IAS Aroid Quasi Forum

About Aroid-L
 This is a continuously updated archive of the Aroid-L mailing list in a forum format - not an actual Forum. If you want to post, you will still need to register for the Aroid-L mailing list and send your postings by e-mail for moderation in the normal way.

  May I have your opinion please
From: michael kolaczewski <mjkolaffhbc at sbcglobal.net> on 2010.08.22 at 18:30:26(21302)

Greetings IAS Friends,

Attached are 2 pictures of an Aroid

I "rescued" late last fall from a client's

Planter. The cold had withered the leaves,

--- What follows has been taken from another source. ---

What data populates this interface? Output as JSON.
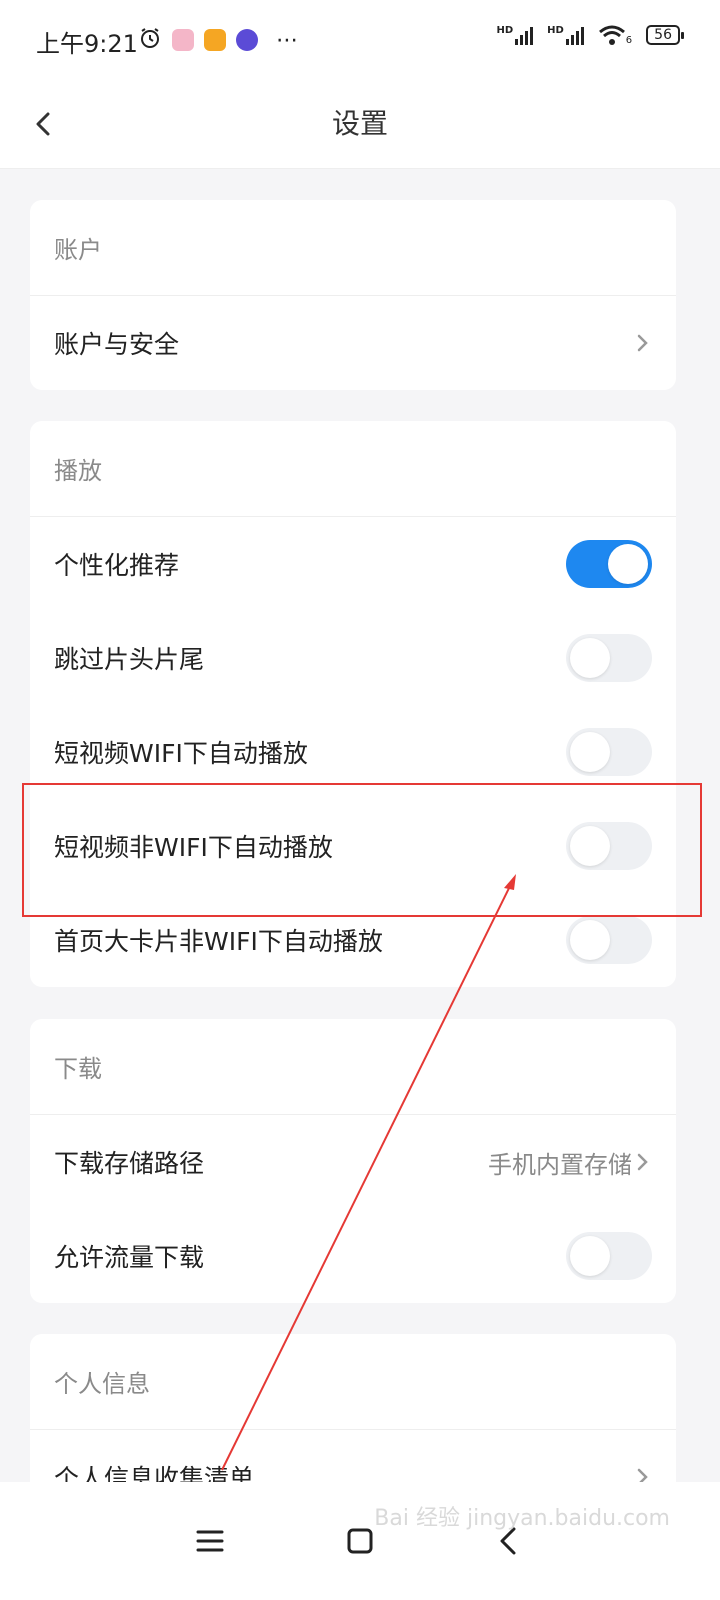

I was not able at the time to determine what the

plant was.

I suspected it was an Aroid, so I took off all the

dead roots and stems, repotted

with new media, watered in, and over wintered the

the pot in a cool location.

In may the new growth emerged, and I bumped up

the plant several times. Here we are in August, with

great growth and habit. May I ask Other Forum Members,

for your opinion as to an I.D. ?

Thank you all in advance,

Michael Kolaczewski



From: Brian Williams <pugturd at windstream.net> on 2010.08.22 at 21:21:58(21305)
It looks to be Xanthosoma atrovirens possibly robustum. Both are very
large growers in hot humid conditions.

michael kolaczewski wrote:

From: Kyle Baker <kylefletcherbaker at yahoo.com> on 2010.08.23 at 03:29:45(21307)
Looks a bit like my Calocasia x inodora but I am NOT an expert

Mr. Kyle Fletcher Baker, MCN
Maine Zone 5



From: "Marek Argent" <abri1973 at wp.pl> on 2010.08.23 at 12:32:59(21310)
Dear Michael,

For sure it is Xanthosoma,

species maybe atrovirens (the short, rounded posterior lobes and the glaucous leaf colour makes me think so).




From: "Tom Croat" <Thomas.Croat at mobot.org> on 2010.08.23 at 19:49:14(21312)
Dear Michael:

It looks like Xanthosoma robustum to me.




From: michael kolaczewski <mjkolaffhbc at sbcglobal.net> on 2010.08.25 at 05:38:36(21318)
Brian, Kyle, Marek, and Tom,
Thank you all, very much for your help.

As I mentioned earlier to Lariann,

This plant has done well outdoors this growing season.

In fact, each leaf that emerges, is larger than the previous one.

Chicago has been hot & humid this summer.

No flowering as of yet, but when this plant does,

I will be sure to photograph it.

Again, thank you all, your input is much appreciated.




From: "Eduardo" <eduardo.goncalves at inhotim.org.br> on 2010.08.25 at 20:14:33(21327)
Dear Michael,

I agree with Tom. Positively is Xanthosoma atrovirens, the
typical form. In fact, the it will become the only because all other “X.
atrovirens” varieties and forms are different species (to be described/combined

Very best wishes,




From: michael kolaczewski <mjkolaffhbc at sbcglobal.net> on 2010.08.27 at 21:18:23(21339)
Greetings Marek,

Thank you very much Eduardo, and again

everyone else, with you earlier responses.

Sorry to get back to you days later, I have

been busy "gardening" here and there.

As you all have shown me, Xanthosoma atrovirens

is what I have. My tropical taxonomic skills are very much

in the fledgling stage, and will be for some time.

I have taken the time of course, to look over this plant

through Print and the on line resources, and I studied

the descriptions, and looked at many photos.

I am planning to propagate this plant asexually later

this season, and will hopefully have successful results

to share with you later.


Thank You, dzien kuje, muchas gracias !!!




Note: this is a very old post, so no reply function is available.